Cottrell College Science Awards - 2015
Thermal Conductivity on the Nanoscale: Measuring Quantum Heat Transport with Chains of Trapped Ions
Electronic devices continue to shrink in size and consume less power; but regardless of how small and energy efficient our devices become there will always be the problem of dealing with excess heat. That’s because heat is a byproduct of activity, even at the incredibly tiny nanoscale and below, in the realm of atoms and electrons.
On the atomic scale, thermal conduction is a ballistic process, meaning that heat propagates without scattering. In contrast, on macroscopic scales conduction is diffusive, and heat “wanders” down gradients from warm to cool, as with the warming of a spoon in a hot cup of coffee.
“This regime at the crossover between ballistic and diffusive heat transport resists theoretical study,” says Stephen C. Doret, a Williams College physicist. He notes that nanoscale systems – which would include tomorrow’s shrinking electronics -- “are still too large for practical first principles atomic-scale calculations.”
Knowing precisely how heat behaves at the atomic and nano-scales is something Doret is working to achieve.
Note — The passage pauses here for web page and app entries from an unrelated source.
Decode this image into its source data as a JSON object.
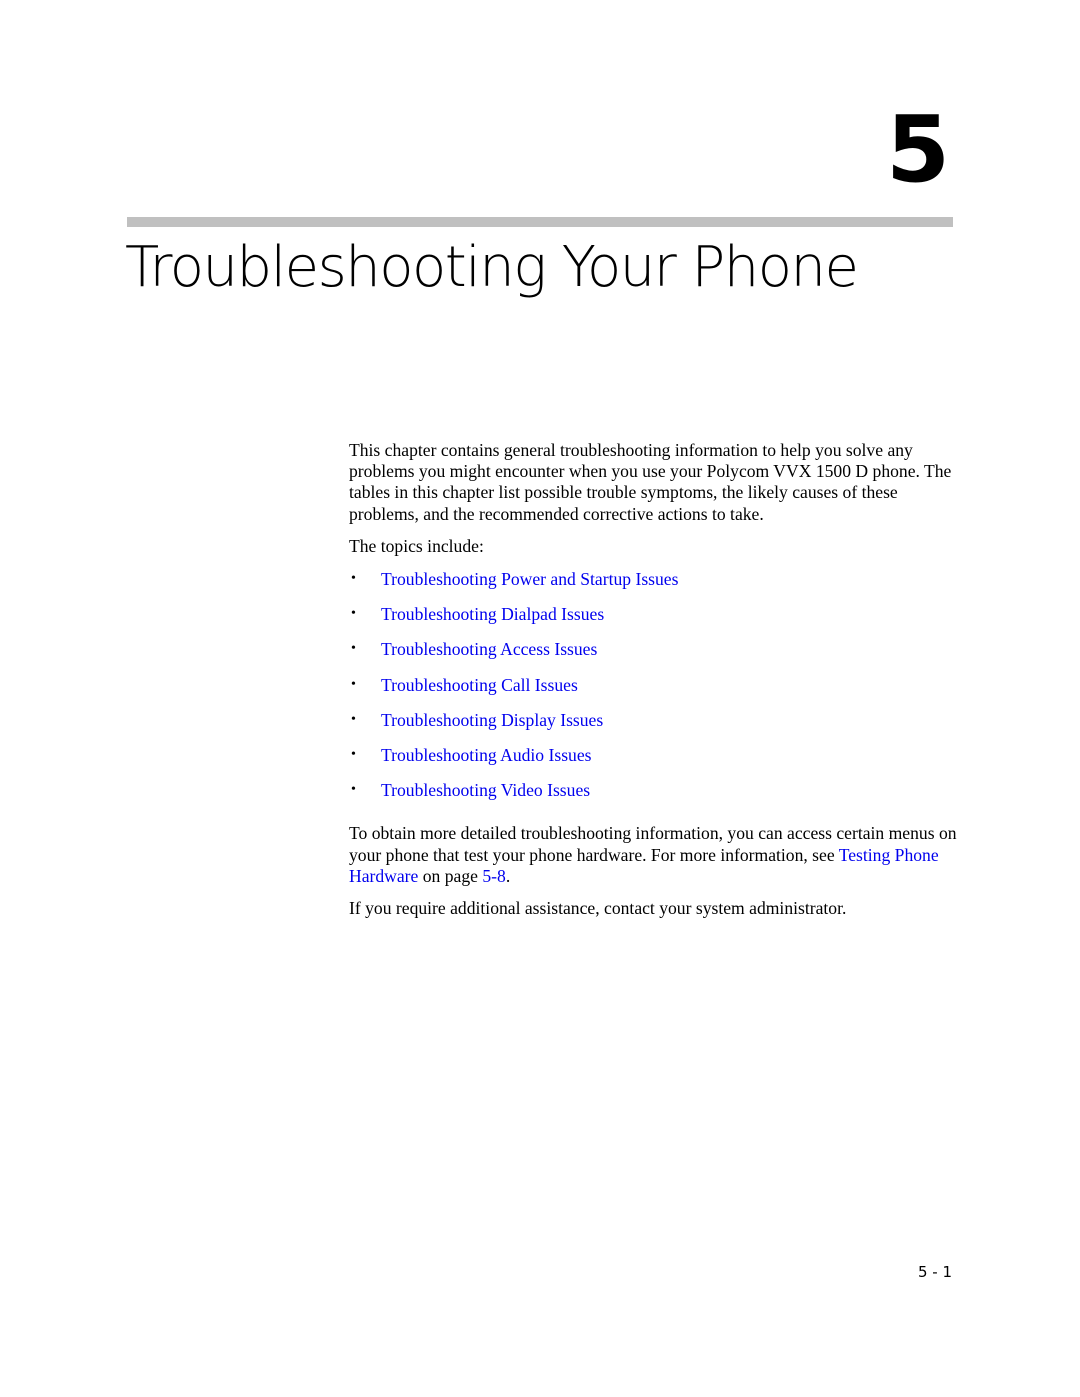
{
  "chapter": {
    "number": "5",
    "title": "Troubleshooting Your Phone"
  },
  "intro": {
    "paragraph": "This chapter contains general troubleshooting information to help you solve any problems you might encounter when you use your Polycom VVX 1500 D phone. The tables in this chapter list possible trouble symptoms, the likely causes of these problems, and the recommended corrective actions to take.",
    "topics_lead": "The topics include:"
  },
  "topics": [
    {
      "bullet": "•",
      "label": "Troubleshooting Power and Startup Issues"
    },
    {
      "bullet": "•",
      "label": "Troubleshooting Dialpad Issues"
    },
    {
      "bullet": "•",
      "label": "Troubleshooting Access Issues"
    },
    {
      "bullet": "•",
      "label": "Troubleshooting Call Issues"
    },
    {
      "bullet": "•",
      "label": "Troubleshooting Display Issues"
    },
    {
      "bullet": "•",
      "label": "Troubleshooting Audio Issues"
    },
    {
      "bullet": "•",
      "label": "Troubleshooting Video Issues"
    }
  ],
  "hardware_note": {
    "text_before": "To obtain more detailed troubleshooting information, you can access certain menus on your phone that test your phone hardware. For more information, see ",
    "link_label": "Testing Phone Hardware",
    "text_middle": " on page ",
    "page_link": "5-8",
    "text_after": "."
  },
  "closing": "If you require additional assistance, contact your system administrator.",
  "footer": {
    "page_number": "5 - 1"
  },
  "colors": {
    "link": "#0000ee",
    "rule": "#c0c0c0",
    "text": "#000000"
  }
}
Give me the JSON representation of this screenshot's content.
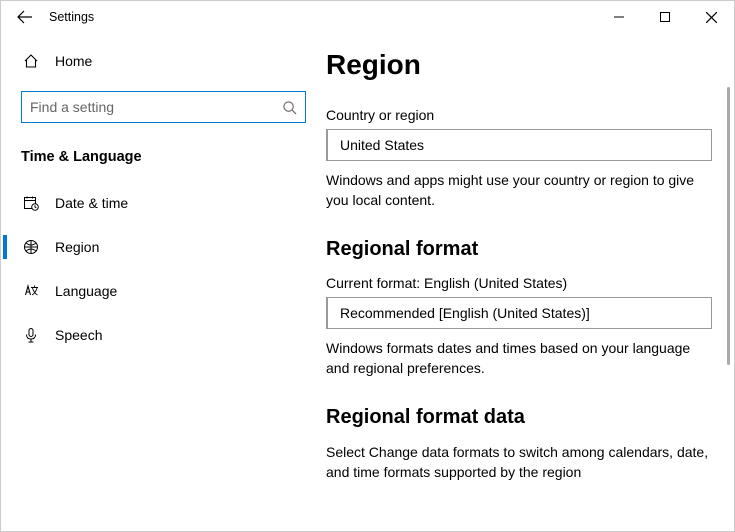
{
  "window": {
    "title": "Settings"
  },
  "sidebar": {
    "home_label": "Home",
    "search_placeholder": "Find a setting",
    "category_title": "Time & Language",
    "items": [
      {
        "label": "Date & time"
      },
      {
        "label": "Region"
      },
      {
        "label": "Language"
      },
      {
        "label": "Speech"
      }
    ]
  },
  "main": {
    "heading": "Region",
    "country": {
      "label": "Country or region",
      "value": "United States",
      "hint": "Windows and apps might use your country or region to give you local content."
    },
    "regional_format": {
      "title": "Regional format",
      "current_label": "Current format: English (United States)",
      "value": "Recommended [English (United States)]",
      "hint": "Windows formats dates and times based on your language and regional preferences."
    },
    "regional_format_data": {
      "title": "Regional format data",
      "hint": "Select Change data formats to switch among calendars, date, and time formats supported by the region"
    }
  }
}
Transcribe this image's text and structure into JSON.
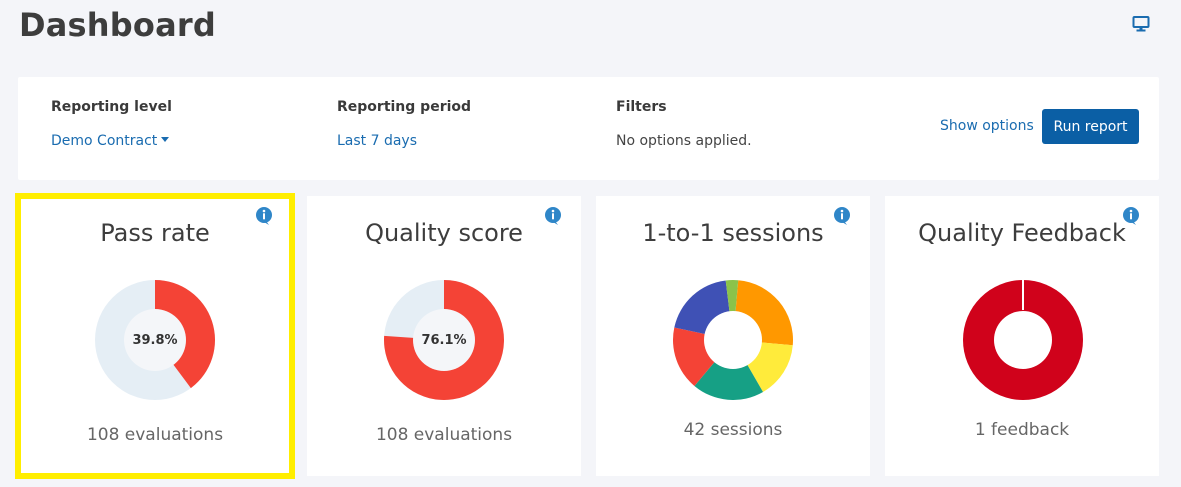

To pursue that knowledge he has received a Cottrell College Science Award from Research Corporation for Science Advancement (RCSA).
The funding will support his experiments with linear chains of atomic ions trapped and isolated in a vacuum through the use of static and oscillating electric fields in a so-called Paul trap. An ion is an atom in which the total number of electrons is not equal to the total number of protons, giving it a net positive or negative electrical charge.
He and his students will use lasers to both heat and cool trapped calcium ions. Though often associated with heating, lasers can also be used to cool atoms through a delicate process involving repeatedly zapping the atom in just the right way to excite it into giving up more energy than it absorbs from the brief exposure to the laser.
Their goal is to measure and understand the quantum-to-classical transition from ballistic to diffusive heat transport. Specifically, they want to understand under what conditions heat transfer begins to obey Fourier’s Law of conduction – that is, when it enters the realm of classical physics, as opposed to the quantum realm of individual atoms.
“These measurements will provide insights for thermal engineering in new mesoscopic [the realm of groups of atoms to the nanoscale] devices and also guide laser cooling of ion chains for quantum information processing and quantum logic spectroscopy,” Doret said.